As one difference, Supernova features a gay couple played by Colin Firth and Stanley Tucci. But this distinction works more like an addendum than vital point; the real issue comes from two people who love each other dearly and flail while they figure an approach for dealing with a fickle blow from life. As in the film Still Alice, the diagnosis comes at a youngish age with early onset Alzheimer’s. Rather than show someone in the throes of the disease, Tucci plays a man who wants to live a full life rather than the one that lies ahead. As Tucci’s partner, Firth prefers to hang on rather than let go. The two set out on a road trip, bantering and causing no harm as they playfully joke about one another’s weaknesses.

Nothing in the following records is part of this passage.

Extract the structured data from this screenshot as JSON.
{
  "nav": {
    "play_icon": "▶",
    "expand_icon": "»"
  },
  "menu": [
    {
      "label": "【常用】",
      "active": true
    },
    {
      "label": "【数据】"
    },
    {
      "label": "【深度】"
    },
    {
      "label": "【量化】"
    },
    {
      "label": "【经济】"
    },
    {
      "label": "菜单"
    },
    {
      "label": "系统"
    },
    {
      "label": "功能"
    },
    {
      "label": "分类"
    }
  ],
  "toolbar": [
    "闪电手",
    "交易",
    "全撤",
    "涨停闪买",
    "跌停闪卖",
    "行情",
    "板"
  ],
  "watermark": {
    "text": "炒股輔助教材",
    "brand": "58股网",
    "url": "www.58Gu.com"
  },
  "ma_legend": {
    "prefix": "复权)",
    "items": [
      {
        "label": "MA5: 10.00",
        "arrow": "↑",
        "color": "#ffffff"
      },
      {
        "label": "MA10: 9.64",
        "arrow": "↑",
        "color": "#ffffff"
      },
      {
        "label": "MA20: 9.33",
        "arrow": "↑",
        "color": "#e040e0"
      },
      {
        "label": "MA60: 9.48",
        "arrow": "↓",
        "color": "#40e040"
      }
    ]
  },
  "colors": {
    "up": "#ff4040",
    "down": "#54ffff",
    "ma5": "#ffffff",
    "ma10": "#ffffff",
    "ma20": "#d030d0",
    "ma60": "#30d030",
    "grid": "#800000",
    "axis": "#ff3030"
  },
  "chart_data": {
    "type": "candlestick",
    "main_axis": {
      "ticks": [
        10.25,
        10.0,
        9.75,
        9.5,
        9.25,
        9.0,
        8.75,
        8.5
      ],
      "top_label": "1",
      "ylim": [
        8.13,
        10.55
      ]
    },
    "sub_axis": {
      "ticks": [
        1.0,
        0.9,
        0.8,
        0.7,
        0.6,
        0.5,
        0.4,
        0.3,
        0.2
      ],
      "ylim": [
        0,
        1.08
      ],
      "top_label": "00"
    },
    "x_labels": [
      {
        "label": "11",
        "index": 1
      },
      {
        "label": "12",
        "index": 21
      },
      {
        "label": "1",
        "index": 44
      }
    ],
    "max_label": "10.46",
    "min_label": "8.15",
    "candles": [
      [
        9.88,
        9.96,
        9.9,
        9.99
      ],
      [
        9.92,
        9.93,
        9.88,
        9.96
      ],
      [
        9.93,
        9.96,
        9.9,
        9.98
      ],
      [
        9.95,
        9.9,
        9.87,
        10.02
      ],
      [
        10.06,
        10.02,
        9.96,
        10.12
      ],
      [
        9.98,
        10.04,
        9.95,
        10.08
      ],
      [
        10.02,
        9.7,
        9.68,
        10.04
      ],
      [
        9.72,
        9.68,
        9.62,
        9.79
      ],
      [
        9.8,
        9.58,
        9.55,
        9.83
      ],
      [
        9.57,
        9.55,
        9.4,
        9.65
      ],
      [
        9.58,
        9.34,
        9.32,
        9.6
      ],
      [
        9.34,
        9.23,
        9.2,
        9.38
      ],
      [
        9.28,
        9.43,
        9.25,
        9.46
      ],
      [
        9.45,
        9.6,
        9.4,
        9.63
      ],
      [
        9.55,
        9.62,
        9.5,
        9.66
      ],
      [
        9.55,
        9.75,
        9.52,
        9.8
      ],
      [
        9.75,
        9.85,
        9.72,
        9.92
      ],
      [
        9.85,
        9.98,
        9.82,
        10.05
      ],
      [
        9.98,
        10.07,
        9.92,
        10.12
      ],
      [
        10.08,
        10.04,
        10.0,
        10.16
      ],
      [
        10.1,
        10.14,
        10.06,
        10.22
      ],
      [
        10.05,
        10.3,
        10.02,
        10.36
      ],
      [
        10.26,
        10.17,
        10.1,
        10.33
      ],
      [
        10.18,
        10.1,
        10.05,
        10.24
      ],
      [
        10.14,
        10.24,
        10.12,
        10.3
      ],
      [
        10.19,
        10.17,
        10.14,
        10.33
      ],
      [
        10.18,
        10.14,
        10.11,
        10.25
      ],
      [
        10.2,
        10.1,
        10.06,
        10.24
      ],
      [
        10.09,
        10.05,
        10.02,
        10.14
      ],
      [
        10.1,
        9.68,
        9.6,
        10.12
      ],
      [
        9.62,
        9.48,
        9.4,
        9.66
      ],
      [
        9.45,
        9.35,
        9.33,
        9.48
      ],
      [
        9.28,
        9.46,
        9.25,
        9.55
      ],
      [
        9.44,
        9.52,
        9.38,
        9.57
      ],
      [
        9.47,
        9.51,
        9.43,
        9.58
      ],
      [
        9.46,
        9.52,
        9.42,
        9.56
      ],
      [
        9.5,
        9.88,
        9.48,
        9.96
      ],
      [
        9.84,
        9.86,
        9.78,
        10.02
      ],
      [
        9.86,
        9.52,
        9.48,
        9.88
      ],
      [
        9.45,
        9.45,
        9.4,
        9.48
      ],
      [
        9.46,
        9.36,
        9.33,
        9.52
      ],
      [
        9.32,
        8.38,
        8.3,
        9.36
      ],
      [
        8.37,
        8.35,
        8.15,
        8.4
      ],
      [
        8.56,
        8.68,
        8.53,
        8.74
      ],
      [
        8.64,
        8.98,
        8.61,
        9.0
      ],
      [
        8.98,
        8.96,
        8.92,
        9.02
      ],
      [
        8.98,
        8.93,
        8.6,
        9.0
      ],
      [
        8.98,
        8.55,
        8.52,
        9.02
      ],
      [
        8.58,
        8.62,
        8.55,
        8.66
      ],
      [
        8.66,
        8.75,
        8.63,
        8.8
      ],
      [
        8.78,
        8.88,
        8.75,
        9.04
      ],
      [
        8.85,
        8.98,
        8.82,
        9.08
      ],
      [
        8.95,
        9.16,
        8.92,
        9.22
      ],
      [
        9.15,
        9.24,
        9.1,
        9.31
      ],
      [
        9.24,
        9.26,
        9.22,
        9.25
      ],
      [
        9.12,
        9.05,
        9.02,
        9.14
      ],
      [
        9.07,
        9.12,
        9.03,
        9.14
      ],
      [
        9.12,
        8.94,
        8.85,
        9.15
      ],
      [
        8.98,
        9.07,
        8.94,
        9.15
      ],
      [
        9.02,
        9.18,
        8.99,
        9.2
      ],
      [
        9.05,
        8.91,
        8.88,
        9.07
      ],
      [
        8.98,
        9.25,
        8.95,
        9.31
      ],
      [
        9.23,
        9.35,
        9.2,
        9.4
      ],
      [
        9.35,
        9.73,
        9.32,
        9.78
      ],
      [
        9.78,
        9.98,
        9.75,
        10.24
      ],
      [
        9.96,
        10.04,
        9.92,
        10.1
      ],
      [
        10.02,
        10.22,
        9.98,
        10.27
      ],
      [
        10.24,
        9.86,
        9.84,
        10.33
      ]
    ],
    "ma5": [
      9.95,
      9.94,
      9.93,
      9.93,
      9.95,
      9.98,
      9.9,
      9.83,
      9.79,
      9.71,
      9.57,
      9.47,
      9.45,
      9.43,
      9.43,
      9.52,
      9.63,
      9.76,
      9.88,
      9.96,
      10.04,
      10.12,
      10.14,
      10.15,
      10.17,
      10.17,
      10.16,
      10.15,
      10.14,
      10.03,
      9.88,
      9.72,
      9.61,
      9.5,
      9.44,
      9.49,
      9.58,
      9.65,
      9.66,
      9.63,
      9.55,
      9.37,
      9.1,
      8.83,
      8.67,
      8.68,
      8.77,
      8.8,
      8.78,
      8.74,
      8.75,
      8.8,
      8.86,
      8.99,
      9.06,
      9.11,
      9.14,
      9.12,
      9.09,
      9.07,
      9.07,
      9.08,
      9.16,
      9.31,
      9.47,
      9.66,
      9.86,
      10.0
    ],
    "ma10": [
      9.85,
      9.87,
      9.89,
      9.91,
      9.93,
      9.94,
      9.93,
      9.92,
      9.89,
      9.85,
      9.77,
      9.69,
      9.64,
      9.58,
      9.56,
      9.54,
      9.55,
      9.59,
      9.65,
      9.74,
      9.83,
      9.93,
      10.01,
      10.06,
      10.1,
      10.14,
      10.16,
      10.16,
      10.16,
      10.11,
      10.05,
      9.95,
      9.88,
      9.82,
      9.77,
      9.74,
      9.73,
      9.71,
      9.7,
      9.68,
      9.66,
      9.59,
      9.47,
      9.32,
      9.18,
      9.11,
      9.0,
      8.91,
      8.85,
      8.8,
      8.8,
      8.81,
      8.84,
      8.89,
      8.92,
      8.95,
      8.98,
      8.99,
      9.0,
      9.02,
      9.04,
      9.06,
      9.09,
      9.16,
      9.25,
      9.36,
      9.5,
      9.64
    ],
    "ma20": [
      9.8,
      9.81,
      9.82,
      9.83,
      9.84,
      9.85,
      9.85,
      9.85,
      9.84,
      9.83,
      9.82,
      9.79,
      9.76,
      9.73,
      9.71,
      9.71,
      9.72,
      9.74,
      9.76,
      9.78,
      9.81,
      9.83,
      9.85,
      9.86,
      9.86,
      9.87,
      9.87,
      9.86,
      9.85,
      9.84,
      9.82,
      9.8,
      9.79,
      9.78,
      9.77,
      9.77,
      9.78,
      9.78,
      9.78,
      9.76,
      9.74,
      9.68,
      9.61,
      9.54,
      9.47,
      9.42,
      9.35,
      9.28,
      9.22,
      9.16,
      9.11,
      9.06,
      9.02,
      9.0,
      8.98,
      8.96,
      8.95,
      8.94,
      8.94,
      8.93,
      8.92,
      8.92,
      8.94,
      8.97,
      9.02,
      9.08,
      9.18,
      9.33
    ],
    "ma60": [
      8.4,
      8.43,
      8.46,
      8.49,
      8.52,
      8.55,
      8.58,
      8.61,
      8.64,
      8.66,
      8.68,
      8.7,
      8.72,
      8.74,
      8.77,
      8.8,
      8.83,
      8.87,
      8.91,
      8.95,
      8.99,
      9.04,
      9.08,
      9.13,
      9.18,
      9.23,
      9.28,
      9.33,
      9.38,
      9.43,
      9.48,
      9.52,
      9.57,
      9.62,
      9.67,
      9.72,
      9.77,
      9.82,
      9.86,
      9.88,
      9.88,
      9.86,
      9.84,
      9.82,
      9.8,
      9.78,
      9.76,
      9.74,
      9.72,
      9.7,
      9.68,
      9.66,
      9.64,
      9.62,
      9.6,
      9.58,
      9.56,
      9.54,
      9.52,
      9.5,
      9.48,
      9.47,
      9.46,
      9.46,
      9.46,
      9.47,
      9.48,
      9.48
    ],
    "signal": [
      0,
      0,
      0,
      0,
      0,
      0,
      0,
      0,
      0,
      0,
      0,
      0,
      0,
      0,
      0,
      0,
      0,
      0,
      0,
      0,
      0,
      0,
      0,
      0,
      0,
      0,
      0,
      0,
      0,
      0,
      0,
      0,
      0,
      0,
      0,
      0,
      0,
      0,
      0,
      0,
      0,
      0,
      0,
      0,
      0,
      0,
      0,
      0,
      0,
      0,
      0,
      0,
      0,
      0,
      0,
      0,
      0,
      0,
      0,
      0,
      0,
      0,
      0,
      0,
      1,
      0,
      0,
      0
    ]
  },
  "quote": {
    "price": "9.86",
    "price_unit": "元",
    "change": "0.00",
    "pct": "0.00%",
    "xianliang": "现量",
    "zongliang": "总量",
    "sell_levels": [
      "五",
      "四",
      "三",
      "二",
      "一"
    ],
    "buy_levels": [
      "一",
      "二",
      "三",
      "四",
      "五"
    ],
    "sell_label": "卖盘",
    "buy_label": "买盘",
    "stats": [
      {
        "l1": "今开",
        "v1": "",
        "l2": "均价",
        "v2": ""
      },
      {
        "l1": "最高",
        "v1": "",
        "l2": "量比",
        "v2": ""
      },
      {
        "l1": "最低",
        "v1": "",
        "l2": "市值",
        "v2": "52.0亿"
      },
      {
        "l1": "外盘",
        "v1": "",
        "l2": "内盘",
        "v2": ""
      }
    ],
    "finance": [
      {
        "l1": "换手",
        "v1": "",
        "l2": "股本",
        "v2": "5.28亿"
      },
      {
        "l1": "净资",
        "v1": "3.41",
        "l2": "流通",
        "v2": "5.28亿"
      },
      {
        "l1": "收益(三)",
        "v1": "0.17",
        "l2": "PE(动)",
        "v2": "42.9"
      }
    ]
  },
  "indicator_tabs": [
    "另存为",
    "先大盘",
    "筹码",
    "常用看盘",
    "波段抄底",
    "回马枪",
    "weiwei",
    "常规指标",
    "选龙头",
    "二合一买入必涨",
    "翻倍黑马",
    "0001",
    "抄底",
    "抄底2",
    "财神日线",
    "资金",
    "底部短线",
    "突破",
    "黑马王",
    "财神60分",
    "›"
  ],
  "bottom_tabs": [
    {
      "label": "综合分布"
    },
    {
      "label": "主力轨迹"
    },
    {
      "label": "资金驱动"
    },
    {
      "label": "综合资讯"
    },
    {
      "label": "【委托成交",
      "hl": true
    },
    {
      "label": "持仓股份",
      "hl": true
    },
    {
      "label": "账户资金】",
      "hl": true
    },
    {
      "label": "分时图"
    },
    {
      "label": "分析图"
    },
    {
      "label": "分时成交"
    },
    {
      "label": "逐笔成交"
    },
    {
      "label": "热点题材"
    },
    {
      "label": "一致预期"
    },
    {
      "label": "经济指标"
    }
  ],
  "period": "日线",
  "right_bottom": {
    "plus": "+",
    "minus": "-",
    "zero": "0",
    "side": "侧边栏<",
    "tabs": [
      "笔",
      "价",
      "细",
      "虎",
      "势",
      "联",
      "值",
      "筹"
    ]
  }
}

Instead of grandstanding moments featuring glazed-eyed illness, the situation mixes more subtle emotions with a few louder instances of fear and loss. Two fine actors who never fail to deliver on-target performances, Tucci and Firth stand out with poignant sincerity, relating to one another with the ease and depth of friends who have known each other for decades. Writer-director Harry Macqueen gives his stars the freedom to include private jokes they share from their own lives, letting them improvise scenes for added touches of authenticity.

Following a pattern of other Alzheimer related films, the acting forum proves the movie’s strongest lure. Such movies create a serious problem for viewers who want a cheery ending: the disease makes that option difficult to achieve. And yet, Supernova’s wistful and loving tone reflects the meaning of its title—new stars emerging in a universe that continues operating despite its losses.

Supernova’s January 29th theatrical release helps promote its stars for Oscar consideration. Its February 16th accessibility on streaming services broadens viewing opportunities.

Robin Holabird is KUNR's entertainment reviewer, author, and former film commissioner for the Nevada Film Office.